| AIM OF THE TASK |
Using the listing, work out the number of lines where "contacts" shows up, and answer with that number alone.

| INFORMATION PROVIDED |

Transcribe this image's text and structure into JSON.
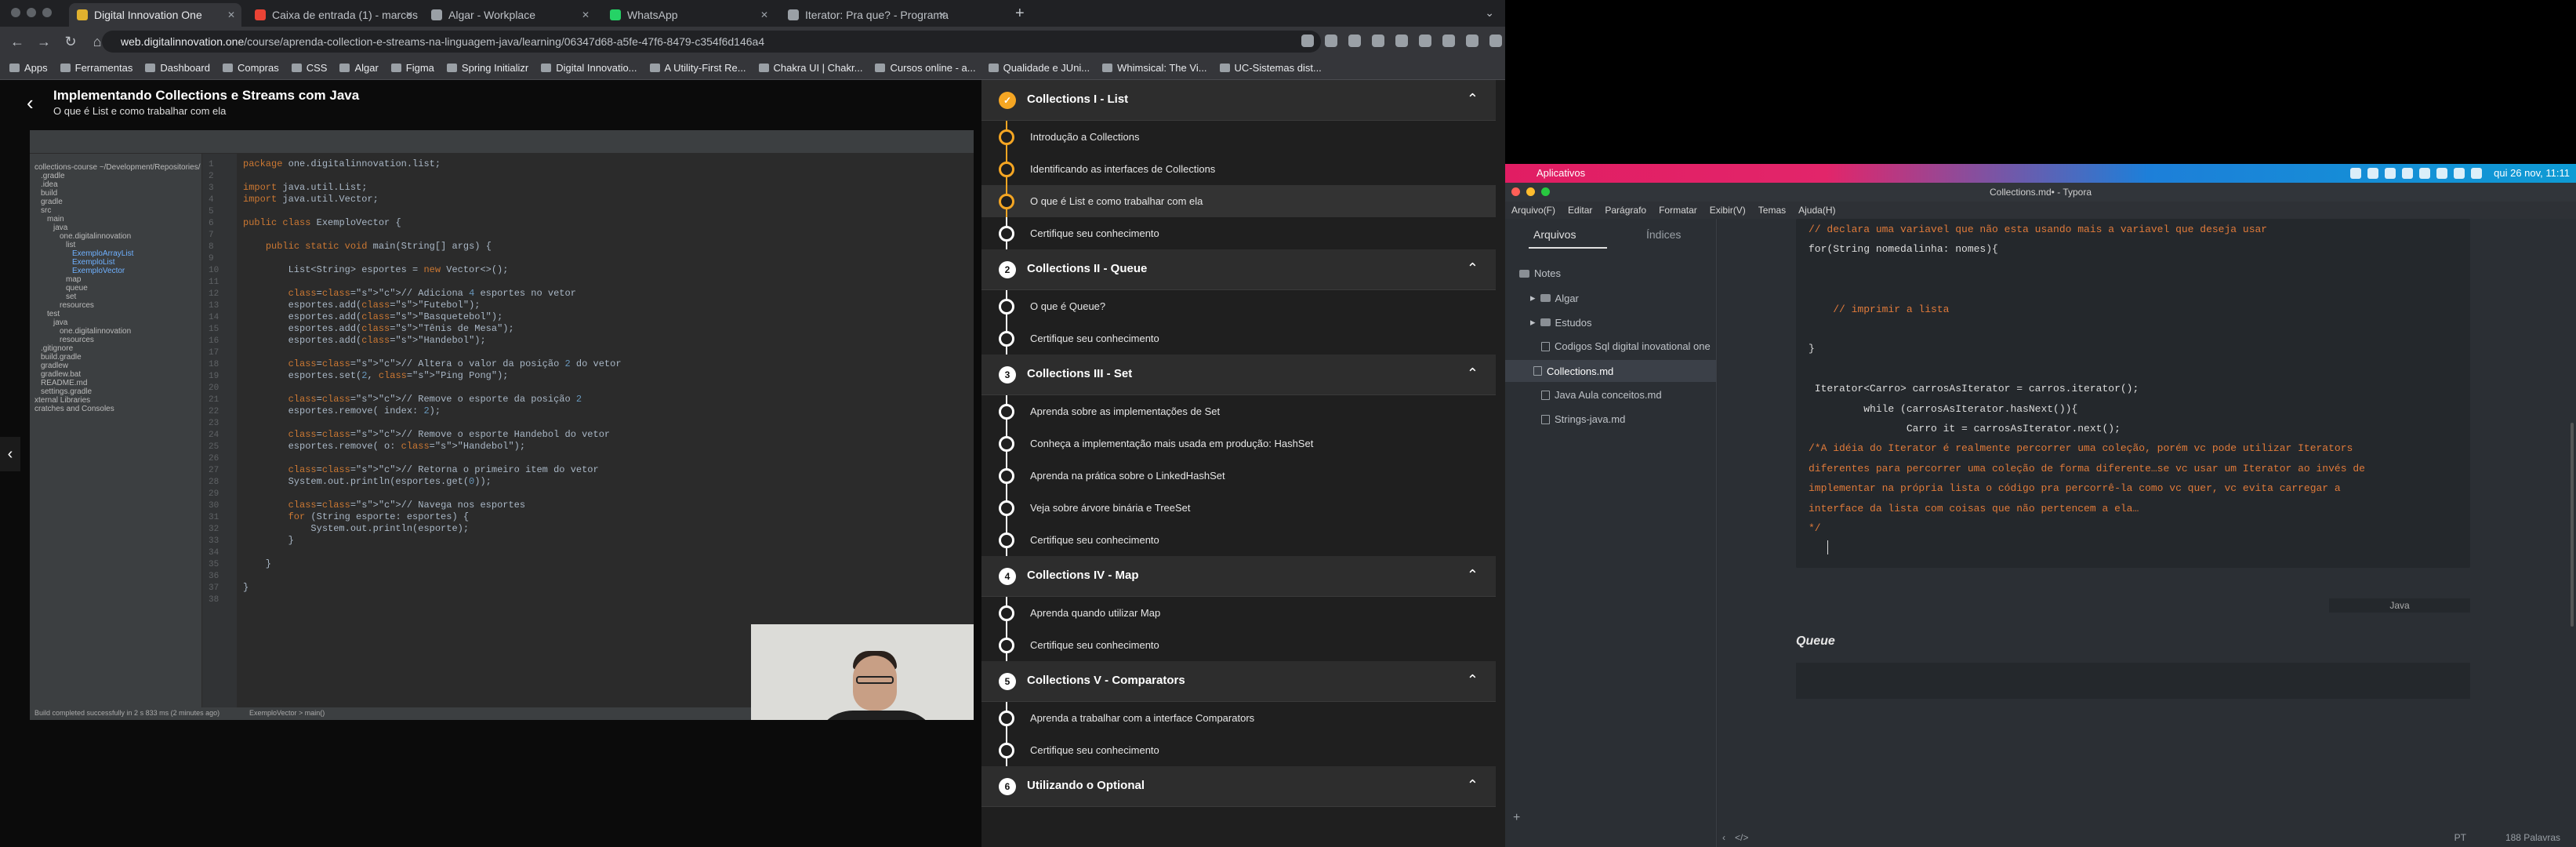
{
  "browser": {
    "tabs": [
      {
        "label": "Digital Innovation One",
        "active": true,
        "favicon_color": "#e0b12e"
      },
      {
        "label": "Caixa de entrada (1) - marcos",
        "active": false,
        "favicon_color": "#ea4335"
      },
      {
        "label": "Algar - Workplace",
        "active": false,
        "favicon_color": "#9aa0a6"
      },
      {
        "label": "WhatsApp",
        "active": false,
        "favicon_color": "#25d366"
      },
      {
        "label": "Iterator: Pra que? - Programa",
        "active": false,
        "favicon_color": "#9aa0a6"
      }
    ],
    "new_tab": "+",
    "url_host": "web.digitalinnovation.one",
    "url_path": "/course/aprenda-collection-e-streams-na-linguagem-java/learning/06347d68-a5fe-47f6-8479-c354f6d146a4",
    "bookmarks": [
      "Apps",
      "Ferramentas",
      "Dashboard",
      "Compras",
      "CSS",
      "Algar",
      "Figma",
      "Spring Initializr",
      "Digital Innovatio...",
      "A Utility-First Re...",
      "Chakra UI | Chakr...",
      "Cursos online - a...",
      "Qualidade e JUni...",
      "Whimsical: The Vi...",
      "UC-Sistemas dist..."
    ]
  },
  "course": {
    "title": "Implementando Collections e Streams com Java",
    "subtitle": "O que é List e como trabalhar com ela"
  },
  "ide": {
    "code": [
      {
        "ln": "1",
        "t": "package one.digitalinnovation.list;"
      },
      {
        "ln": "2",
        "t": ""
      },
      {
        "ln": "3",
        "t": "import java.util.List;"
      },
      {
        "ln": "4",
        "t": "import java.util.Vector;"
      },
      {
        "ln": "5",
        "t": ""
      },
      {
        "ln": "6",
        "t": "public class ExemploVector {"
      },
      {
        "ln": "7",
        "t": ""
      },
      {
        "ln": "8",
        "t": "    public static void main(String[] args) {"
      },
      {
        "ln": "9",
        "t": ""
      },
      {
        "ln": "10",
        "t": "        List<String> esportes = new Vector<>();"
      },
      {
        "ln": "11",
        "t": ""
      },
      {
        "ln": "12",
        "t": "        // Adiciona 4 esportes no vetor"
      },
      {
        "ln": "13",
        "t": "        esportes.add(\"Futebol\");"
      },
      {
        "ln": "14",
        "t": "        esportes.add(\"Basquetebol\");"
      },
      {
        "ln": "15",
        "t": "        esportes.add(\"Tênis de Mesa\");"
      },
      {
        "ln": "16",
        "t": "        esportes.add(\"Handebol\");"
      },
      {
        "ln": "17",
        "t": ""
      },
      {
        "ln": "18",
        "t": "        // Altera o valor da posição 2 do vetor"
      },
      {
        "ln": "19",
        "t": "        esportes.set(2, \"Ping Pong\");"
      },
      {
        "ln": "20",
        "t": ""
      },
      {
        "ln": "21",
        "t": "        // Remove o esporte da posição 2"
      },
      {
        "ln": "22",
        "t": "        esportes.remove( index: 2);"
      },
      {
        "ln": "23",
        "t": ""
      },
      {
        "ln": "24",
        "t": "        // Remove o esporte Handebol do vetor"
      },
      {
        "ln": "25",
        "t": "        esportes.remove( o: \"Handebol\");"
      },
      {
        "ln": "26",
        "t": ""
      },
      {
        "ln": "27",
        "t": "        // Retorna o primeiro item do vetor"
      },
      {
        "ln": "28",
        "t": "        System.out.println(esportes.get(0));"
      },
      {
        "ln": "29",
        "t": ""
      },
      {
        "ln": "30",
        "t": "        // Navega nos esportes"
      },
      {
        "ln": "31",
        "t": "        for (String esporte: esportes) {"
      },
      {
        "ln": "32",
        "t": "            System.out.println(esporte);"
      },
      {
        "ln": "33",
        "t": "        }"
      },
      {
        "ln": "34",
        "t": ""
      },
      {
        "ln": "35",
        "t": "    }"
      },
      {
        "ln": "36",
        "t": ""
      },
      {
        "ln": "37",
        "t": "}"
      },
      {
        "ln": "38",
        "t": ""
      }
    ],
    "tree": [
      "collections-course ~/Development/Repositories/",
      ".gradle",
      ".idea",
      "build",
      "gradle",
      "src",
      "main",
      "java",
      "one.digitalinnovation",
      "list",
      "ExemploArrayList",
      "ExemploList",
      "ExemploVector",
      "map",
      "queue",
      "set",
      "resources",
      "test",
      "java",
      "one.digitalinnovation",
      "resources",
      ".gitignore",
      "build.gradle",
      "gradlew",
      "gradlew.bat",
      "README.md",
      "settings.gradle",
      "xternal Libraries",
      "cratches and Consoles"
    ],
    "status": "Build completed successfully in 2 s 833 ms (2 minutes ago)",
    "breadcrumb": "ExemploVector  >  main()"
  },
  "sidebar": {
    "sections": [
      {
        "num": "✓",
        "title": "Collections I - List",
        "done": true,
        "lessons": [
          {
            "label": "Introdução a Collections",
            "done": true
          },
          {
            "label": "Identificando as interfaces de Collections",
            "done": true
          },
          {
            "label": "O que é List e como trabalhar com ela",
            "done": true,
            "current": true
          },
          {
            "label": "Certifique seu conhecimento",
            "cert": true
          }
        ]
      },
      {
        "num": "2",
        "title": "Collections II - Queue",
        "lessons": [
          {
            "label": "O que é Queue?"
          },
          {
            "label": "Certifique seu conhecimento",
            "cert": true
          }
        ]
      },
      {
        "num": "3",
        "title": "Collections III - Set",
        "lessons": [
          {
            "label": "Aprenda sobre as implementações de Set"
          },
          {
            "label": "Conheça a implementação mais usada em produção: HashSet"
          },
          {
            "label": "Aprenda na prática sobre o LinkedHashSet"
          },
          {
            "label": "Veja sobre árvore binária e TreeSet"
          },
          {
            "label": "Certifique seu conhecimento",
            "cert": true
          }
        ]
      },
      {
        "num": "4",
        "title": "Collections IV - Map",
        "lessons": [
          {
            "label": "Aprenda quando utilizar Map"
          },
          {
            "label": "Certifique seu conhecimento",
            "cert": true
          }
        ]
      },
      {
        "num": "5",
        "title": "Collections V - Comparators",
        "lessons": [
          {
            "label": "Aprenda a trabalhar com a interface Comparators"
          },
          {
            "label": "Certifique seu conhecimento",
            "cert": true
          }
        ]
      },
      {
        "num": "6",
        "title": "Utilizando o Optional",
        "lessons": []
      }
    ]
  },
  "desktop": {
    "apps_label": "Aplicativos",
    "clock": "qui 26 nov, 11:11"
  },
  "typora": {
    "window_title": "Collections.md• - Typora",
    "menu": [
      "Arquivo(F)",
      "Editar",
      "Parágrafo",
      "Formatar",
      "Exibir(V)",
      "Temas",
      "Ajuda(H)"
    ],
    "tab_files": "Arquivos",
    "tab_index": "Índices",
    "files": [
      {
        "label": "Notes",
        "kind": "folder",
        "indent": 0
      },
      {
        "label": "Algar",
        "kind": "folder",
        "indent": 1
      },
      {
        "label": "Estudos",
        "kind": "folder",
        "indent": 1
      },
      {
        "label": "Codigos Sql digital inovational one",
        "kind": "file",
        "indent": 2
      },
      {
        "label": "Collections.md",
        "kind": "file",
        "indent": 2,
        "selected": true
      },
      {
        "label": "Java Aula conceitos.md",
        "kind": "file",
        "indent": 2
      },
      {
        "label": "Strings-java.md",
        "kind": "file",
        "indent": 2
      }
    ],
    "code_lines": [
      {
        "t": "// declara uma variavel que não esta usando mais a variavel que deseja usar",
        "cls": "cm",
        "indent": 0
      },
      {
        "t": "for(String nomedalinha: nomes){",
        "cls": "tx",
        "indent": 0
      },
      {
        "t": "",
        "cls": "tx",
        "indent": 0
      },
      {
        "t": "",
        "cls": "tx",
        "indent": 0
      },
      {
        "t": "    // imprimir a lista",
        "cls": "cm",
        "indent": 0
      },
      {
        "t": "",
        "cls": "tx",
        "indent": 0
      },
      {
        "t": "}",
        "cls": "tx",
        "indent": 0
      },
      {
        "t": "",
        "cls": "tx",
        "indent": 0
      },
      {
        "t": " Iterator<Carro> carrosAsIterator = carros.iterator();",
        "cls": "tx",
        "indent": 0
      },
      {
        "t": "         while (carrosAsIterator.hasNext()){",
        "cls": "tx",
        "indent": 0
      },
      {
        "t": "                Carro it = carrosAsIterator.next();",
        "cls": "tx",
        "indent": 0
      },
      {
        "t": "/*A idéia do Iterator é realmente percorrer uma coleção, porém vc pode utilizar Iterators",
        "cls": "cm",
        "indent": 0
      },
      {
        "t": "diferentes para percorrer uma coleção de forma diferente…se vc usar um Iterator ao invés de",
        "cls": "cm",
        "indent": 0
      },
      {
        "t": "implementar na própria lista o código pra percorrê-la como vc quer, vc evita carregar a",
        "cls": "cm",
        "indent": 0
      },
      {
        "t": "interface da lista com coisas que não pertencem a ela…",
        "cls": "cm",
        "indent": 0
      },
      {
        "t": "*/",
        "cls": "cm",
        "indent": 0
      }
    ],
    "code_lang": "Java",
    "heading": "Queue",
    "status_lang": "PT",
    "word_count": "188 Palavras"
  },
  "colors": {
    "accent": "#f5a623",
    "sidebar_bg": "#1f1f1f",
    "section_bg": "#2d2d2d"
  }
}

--

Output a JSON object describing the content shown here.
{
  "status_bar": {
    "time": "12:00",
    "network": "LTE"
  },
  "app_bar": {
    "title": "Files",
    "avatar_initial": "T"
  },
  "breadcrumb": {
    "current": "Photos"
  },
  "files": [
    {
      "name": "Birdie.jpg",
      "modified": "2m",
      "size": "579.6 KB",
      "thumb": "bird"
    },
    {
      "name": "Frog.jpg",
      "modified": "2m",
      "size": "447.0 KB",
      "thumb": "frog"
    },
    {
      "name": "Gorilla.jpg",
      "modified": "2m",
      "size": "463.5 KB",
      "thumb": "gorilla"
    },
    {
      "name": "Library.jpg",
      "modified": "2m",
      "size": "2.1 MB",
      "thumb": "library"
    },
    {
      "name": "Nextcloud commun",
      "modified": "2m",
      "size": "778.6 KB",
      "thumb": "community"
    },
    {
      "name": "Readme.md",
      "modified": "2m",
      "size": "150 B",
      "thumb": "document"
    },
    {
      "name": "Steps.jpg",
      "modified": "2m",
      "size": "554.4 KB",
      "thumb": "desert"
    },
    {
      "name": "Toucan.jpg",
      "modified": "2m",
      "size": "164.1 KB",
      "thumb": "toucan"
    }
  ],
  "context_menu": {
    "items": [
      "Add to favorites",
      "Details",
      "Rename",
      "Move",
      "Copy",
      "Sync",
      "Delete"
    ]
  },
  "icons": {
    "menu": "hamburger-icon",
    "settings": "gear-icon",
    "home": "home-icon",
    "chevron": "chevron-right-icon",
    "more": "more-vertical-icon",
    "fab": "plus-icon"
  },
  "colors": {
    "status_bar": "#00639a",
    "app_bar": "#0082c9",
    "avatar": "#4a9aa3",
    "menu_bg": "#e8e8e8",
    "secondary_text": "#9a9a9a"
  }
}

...

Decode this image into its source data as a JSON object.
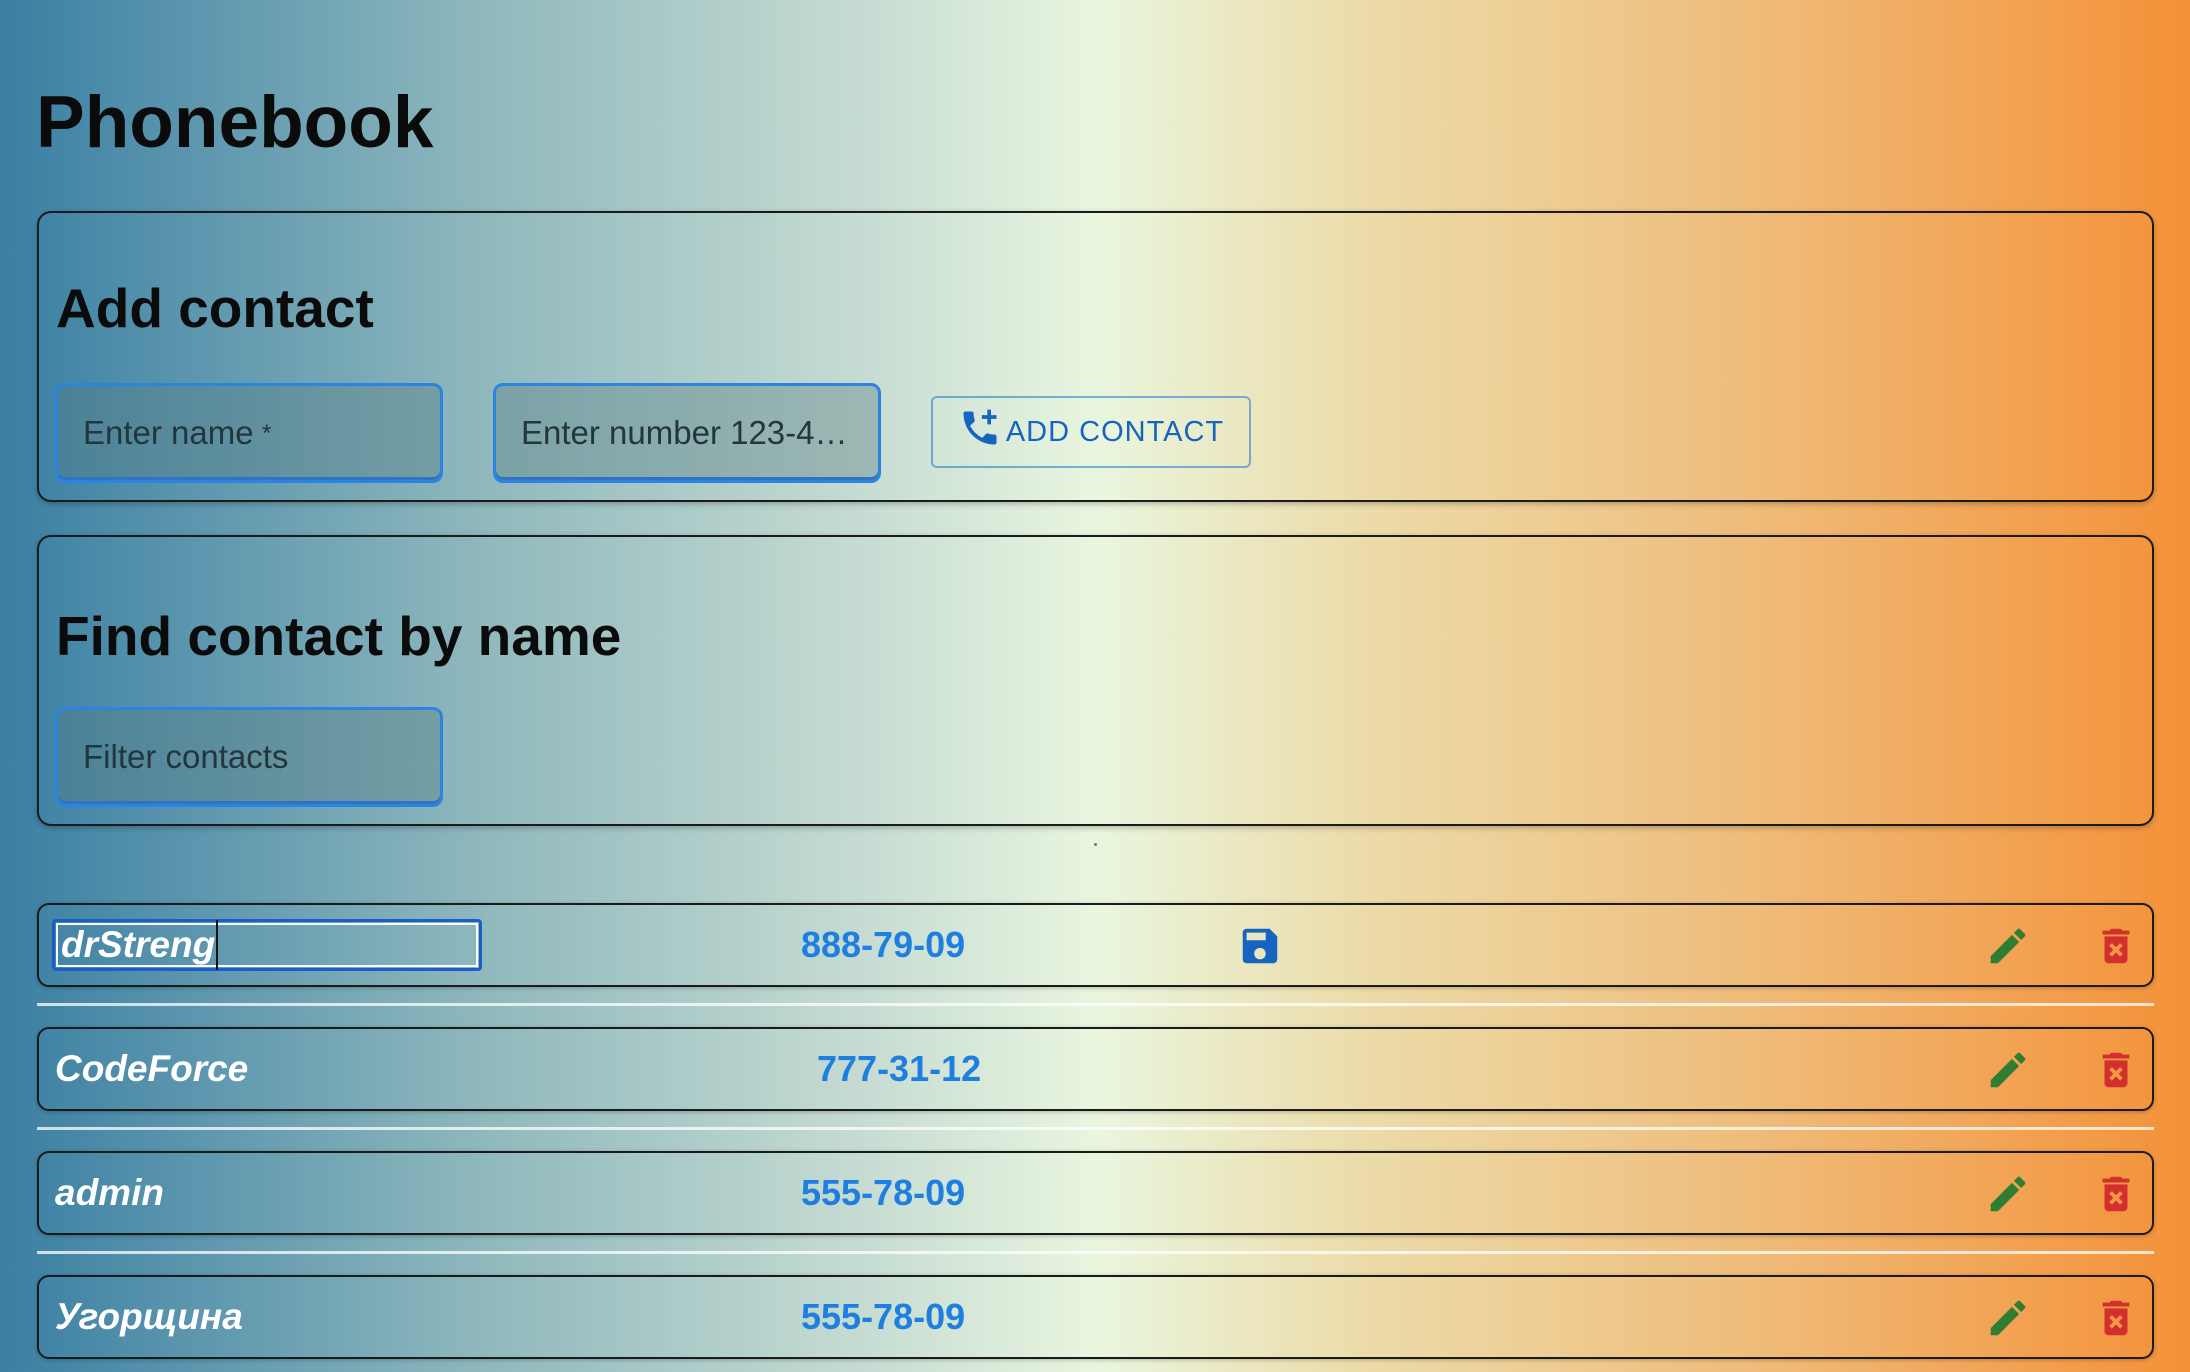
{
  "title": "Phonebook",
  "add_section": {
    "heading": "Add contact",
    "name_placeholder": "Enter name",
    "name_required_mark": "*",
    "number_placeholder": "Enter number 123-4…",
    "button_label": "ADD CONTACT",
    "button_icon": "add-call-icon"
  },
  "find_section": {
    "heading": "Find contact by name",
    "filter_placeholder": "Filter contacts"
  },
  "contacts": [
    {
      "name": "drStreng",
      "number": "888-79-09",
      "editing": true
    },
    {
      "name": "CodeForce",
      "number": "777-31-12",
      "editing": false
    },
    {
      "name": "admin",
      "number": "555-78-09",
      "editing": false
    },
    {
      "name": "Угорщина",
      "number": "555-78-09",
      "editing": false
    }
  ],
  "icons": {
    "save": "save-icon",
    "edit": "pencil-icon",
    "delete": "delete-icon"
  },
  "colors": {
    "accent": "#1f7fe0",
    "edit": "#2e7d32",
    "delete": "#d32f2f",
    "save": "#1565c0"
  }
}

| PROBLEM SOLUTION |
2